Exercise details: Your answer is a copy of every line in the records where "factor" appears.

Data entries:
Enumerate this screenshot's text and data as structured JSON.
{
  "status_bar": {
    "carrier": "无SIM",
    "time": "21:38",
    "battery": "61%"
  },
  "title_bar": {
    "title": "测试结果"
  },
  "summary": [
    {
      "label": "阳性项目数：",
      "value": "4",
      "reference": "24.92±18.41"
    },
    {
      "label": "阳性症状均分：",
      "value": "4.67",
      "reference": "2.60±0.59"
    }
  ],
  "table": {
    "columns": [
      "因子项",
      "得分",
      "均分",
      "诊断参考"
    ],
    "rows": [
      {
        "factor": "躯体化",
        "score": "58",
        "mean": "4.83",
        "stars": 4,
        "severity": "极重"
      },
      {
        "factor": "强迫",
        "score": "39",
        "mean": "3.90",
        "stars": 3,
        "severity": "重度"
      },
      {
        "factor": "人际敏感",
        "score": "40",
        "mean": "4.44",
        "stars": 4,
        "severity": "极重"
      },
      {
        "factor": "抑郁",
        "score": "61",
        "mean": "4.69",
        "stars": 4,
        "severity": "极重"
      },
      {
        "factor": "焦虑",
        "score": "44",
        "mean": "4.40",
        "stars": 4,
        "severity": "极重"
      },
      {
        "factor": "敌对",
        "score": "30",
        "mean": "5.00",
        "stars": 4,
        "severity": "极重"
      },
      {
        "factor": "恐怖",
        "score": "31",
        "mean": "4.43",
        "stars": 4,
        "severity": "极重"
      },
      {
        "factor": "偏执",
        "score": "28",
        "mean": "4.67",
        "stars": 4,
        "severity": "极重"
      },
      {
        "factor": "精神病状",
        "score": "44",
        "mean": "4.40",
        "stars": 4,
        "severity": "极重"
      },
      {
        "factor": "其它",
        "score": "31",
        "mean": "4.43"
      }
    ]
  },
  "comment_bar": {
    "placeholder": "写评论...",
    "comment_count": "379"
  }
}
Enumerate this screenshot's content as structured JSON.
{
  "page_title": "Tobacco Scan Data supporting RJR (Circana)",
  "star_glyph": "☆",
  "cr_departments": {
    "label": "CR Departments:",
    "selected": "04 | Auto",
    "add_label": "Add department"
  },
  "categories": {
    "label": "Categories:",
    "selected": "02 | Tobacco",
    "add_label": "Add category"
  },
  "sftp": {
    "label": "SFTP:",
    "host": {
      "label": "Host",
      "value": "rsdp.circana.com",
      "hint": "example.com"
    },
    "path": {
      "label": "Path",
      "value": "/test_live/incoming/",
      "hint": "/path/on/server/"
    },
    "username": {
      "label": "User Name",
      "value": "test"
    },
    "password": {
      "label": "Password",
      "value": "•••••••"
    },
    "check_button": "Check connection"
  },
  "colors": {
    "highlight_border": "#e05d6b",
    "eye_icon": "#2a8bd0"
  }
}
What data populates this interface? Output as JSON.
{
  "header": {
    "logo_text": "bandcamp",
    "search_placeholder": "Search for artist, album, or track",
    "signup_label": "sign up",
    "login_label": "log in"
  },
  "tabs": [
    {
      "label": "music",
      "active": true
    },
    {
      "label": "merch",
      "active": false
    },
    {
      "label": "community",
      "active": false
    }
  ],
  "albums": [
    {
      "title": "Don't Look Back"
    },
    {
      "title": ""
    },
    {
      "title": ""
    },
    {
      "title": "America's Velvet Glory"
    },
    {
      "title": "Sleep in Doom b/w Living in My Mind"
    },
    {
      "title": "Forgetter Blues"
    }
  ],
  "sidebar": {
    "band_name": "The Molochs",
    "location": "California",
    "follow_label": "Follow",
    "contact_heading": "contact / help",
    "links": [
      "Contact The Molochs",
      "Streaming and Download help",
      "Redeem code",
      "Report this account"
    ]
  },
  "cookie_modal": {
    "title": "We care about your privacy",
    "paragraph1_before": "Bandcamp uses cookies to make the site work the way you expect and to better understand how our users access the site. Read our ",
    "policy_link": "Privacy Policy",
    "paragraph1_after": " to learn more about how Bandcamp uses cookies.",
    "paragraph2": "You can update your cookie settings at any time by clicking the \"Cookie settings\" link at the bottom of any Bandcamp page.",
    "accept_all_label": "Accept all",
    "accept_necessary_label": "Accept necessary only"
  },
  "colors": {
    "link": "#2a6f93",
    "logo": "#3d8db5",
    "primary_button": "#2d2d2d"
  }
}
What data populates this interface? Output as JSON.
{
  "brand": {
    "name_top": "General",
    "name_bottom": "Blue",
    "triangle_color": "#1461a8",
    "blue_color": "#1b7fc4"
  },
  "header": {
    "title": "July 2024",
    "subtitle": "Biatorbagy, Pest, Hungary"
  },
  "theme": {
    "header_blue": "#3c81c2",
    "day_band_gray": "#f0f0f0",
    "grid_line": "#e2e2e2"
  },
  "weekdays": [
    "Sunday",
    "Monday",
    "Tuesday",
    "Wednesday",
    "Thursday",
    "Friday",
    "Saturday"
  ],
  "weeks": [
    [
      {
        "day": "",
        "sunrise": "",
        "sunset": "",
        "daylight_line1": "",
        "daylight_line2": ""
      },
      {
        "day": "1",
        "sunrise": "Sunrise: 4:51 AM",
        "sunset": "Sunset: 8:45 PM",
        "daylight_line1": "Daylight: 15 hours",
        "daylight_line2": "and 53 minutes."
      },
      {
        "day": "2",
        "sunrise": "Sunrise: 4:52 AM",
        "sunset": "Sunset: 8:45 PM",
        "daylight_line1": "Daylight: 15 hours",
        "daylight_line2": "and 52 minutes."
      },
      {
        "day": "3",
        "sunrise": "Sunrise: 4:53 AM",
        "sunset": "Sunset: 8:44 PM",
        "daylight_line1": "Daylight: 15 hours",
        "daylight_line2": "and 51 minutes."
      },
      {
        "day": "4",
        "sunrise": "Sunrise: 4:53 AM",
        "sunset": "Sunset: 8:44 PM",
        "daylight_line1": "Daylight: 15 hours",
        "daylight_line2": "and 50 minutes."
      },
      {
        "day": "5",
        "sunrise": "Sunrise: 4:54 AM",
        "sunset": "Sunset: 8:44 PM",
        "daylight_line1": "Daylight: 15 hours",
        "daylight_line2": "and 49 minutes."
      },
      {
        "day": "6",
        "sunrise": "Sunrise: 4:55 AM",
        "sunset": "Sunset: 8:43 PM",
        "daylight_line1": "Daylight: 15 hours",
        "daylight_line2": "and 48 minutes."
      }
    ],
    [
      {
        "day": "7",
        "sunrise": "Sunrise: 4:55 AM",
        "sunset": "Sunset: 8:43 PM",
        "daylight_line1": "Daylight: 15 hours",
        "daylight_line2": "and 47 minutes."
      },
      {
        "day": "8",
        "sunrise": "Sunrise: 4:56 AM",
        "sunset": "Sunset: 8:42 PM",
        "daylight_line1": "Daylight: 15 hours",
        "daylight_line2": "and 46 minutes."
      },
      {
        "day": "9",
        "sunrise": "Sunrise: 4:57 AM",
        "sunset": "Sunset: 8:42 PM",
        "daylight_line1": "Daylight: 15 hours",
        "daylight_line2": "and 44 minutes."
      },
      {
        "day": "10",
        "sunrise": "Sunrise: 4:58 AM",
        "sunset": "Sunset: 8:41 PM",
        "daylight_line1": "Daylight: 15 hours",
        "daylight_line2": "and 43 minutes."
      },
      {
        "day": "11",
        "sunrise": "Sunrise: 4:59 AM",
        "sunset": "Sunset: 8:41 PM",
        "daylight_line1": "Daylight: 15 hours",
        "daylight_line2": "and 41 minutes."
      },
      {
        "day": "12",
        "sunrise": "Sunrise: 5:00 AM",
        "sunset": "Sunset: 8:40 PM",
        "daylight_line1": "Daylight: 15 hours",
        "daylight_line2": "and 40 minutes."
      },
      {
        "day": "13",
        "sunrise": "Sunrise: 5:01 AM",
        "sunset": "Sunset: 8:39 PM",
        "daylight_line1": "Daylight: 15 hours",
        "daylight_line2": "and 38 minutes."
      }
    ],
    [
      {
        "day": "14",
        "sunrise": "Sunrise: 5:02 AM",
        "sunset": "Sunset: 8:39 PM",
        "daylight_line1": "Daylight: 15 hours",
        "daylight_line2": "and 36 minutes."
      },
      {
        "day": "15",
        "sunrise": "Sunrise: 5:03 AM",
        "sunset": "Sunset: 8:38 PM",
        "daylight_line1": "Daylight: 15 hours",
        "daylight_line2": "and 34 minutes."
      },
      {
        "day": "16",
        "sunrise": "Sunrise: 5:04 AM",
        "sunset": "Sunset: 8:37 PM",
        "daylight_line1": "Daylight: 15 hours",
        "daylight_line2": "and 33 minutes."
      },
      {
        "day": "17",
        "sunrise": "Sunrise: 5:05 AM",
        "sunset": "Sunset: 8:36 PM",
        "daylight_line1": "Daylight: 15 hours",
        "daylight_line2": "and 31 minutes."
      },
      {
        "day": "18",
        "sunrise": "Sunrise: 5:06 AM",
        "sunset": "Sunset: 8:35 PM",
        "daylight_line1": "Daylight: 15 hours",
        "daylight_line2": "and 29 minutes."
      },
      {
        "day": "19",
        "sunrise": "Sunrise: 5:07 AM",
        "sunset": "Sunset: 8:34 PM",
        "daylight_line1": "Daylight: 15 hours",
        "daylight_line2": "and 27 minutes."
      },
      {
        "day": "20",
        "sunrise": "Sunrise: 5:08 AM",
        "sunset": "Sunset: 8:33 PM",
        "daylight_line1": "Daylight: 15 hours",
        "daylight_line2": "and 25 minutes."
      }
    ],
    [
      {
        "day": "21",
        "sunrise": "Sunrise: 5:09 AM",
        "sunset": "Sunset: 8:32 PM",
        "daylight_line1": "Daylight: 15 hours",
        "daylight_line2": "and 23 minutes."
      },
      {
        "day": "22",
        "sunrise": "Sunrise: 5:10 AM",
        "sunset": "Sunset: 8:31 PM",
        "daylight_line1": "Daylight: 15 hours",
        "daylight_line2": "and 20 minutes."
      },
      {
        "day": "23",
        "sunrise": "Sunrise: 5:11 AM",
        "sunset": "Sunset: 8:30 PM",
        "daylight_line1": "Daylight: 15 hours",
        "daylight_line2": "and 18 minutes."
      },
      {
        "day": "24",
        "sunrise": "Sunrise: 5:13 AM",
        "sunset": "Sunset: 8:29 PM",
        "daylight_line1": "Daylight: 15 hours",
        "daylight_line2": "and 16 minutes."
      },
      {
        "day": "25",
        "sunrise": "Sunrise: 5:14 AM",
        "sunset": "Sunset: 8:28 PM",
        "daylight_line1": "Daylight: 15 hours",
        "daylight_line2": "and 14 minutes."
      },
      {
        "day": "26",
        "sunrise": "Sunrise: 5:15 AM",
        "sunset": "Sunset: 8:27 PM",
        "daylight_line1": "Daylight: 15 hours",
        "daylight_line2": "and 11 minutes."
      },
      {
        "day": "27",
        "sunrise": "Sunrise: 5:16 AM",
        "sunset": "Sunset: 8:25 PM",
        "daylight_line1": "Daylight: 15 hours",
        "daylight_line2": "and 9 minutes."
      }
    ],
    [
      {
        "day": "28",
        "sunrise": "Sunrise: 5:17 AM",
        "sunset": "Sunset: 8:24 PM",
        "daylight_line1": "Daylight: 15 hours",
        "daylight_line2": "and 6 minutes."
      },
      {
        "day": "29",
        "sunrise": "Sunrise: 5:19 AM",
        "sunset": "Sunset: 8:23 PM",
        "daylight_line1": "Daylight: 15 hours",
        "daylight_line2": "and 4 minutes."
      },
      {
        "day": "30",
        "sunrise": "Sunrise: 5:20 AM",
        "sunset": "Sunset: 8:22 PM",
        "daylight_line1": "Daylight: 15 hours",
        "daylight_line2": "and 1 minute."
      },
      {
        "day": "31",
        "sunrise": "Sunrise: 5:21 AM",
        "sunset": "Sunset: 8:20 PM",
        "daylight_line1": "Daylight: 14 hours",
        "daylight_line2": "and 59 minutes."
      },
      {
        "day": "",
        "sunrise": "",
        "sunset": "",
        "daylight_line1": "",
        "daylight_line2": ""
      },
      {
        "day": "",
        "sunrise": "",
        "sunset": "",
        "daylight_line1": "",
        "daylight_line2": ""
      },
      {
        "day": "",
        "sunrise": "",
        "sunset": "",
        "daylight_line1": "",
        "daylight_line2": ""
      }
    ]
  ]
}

Output:
        "factor": "躯体化",
        "factor": "强迫",
        "factor": "人际敏感",
        "factor": "抑郁",
        "factor": "焦虑",
        "factor": "敌对",
        "factor": "恐怖",
        "factor": "偏执",
        "factor": "精神病状",
        "factor": "其它",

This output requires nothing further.